Severe bleaching events have been recorded previously on the Great Barrier Reef in 1998 and 2002.

Bleached corals can recover if the temperature drops and algae can recolonize. But experts warn this process can take up to 10 years.

James Kerry, who was part of the aerial survey team, said: “It takes at least a decade for a full recovery of even the fastest growing corals, so mass bleaching events 12 months apart offers zero prospect of recovery for reefs that were damaged in 2016.”

The researchers also said a section of the reef untouched by the bleaching was damaged by Tropical Cyclone Debbie last month.

But while Hughes said the reef was likely struggling with multiple problems, the most pressing was global warming.

“As temperatures continue to rise the corals will experience more and more of these events. One degree Celsius of warming so far has already caused four events in the past 19 years,” Hughes said. “Ultimately, we need to cut carbon emissions, and the window to do so is rapidly closing.”

Keystone XL pipeline will only create 35 permanent jobs

President Trump hailed the State Department’s approval of the controversial Keystone XL pipeline as a big win for American workers.
“It’s a great day for American jobs,” Trump said from the Oval Office on Friday after the State Department issued a permit allowing the pipeline proposed by TransCanada to go forward.
“Today, we take one more step towards putting the jobs, wages and economic security of American citizens first,” the president said.

TransCanada (TRP) CEO Russell Girling, standing next to Trump, said Keystone XL will “create thousands of jobs.”
The construction of the pipeline would indeed create thousands of jobs.
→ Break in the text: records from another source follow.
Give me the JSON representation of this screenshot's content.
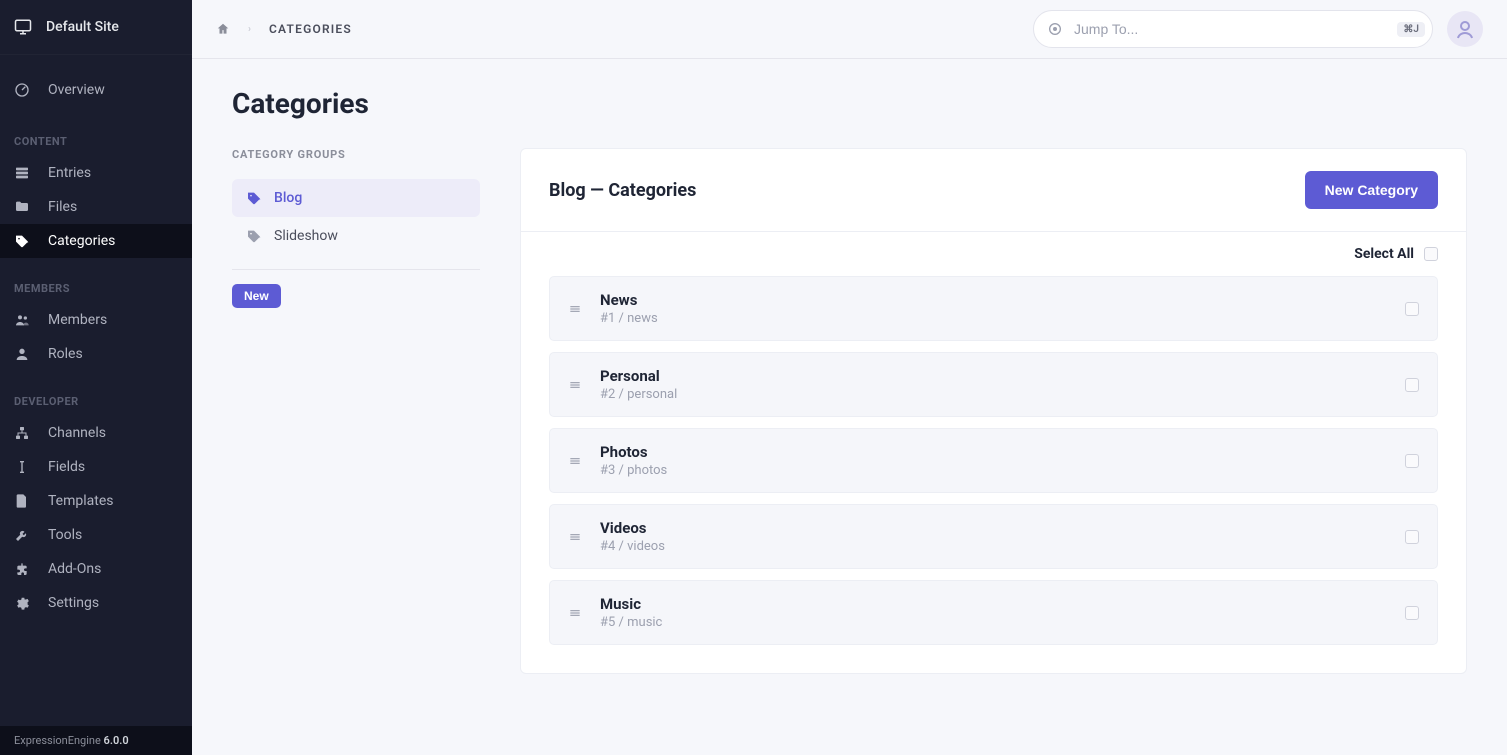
{
  "site_name": "Default Site",
  "sidebar": {
    "overview": "Overview",
    "sections": [
      {
        "label": "CONTENT",
        "items": [
          {
            "key": "entries",
            "label": "Entries",
            "icon": "list"
          },
          {
            "key": "files",
            "label": "Files",
            "icon": "folder"
          },
          {
            "key": "categories",
            "label": "Categories",
            "icon": "tag",
            "active": true
          }
        ]
      },
      {
        "label": "MEMBERS",
        "items": [
          {
            "key": "members",
            "label": "Members",
            "icon": "users"
          },
          {
            "key": "roles",
            "label": "Roles",
            "icon": "user"
          }
        ]
      },
      {
        "label": "DEVELOPER",
        "items": [
          {
            "key": "channels",
            "label": "Channels",
            "icon": "sitemap"
          },
          {
            "key": "fields",
            "label": "Fields",
            "icon": "textcursor"
          },
          {
            "key": "templates",
            "label": "Templates",
            "icon": "file"
          },
          {
            "key": "tools",
            "label": "Tools",
            "icon": "wrench"
          },
          {
            "key": "addons",
            "label": "Add-Ons",
            "icon": "puzzle"
          },
          {
            "key": "settings",
            "label": "Settings",
            "icon": "gear"
          }
        ]
      }
    ]
  },
  "footer": {
    "brand": "ExpressionEngine",
    "version": "6.0.0"
  },
  "breadcrumb": {
    "current": "CATEGORIES"
  },
  "jump": {
    "placeholder": "Jump To...",
    "shortcut": "⌘J"
  },
  "page_title": "Categories",
  "groups": {
    "heading": "CATEGORY GROUPS",
    "items": [
      {
        "label": "Blog",
        "active": true
      },
      {
        "label": "Slideshow",
        "active": false
      }
    ],
    "new_label": "New"
  },
  "panel": {
    "title": "Blog — Categories",
    "new_button": "New Category",
    "select_all": "Select All",
    "categories": [
      {
        "name": "News",
        "meta": "#1 / news"
      },
      {
        "name": "Personal",
        "meta": "#2 / personal"
      },
      {
        "name": "Photos",
        "meta": "#3 / photos"
      },
      {
        "name": "Videos",
        "meta": "#4 / videos"
      },
      {
        "name": "Music",
        "meta": "#5 / music"
      }
    ]
  },
  "colors": {
    "accent": "#5d5bd4",
    "sidebar_bg": "#1a1d2e"
  }
}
But they will be temporary.
Keystone pipeline would create about 3,900 construction jobs if it was built in one year, according to a State Department report. That number would drop to 1,950 jobs if the Alberta-to-Nebraska pipeline takes two years to build.
The State Department also estimates that about 16,100 additional jobs will be created during the construction via firms awarded contracts for materials and services.
However, once Keystone is completed, only 35 permanent employees would be needed to operate the pipeline along with 15 temporary contractors.
So, the Keystone XL isn’t expected to be a boom for the job market by any stretch.
In addition, those temporary and limited permanent jobs could come at a significant environmental cost. The Canadian oil that would flow through the pipeline is considered among the dirtiest types of crude.
A 2015 study funded by the Department of Energy found that the oil sands from Canada emit 18% more greenhouse gases when processed into gasoline than that processed from traditional U.S. crude. And diesel fuel derived from oil sands emits 21% more of these harmful gases.
That’s why environmentalists remain fiercely opposed to Keystone.
“The dirty and dangerous Keystone XL pipeline is one of the worst deals imaginable for the American people, so of course Donald Trump supports it,” Michael Brune, executive director of the Sierra Club, said in a statement.

Keystone still needs approval from state authorities in Nebraska, where some landowners oppose the project and have sued TransCanada.
Asked by Trump when Keystone will start, TransCanada’s Girling said, “We’ve got some work to do in Nebraska.”
Trump responded: “Nebraska? I’ll call Nebraska. Nebraska has a great governor.”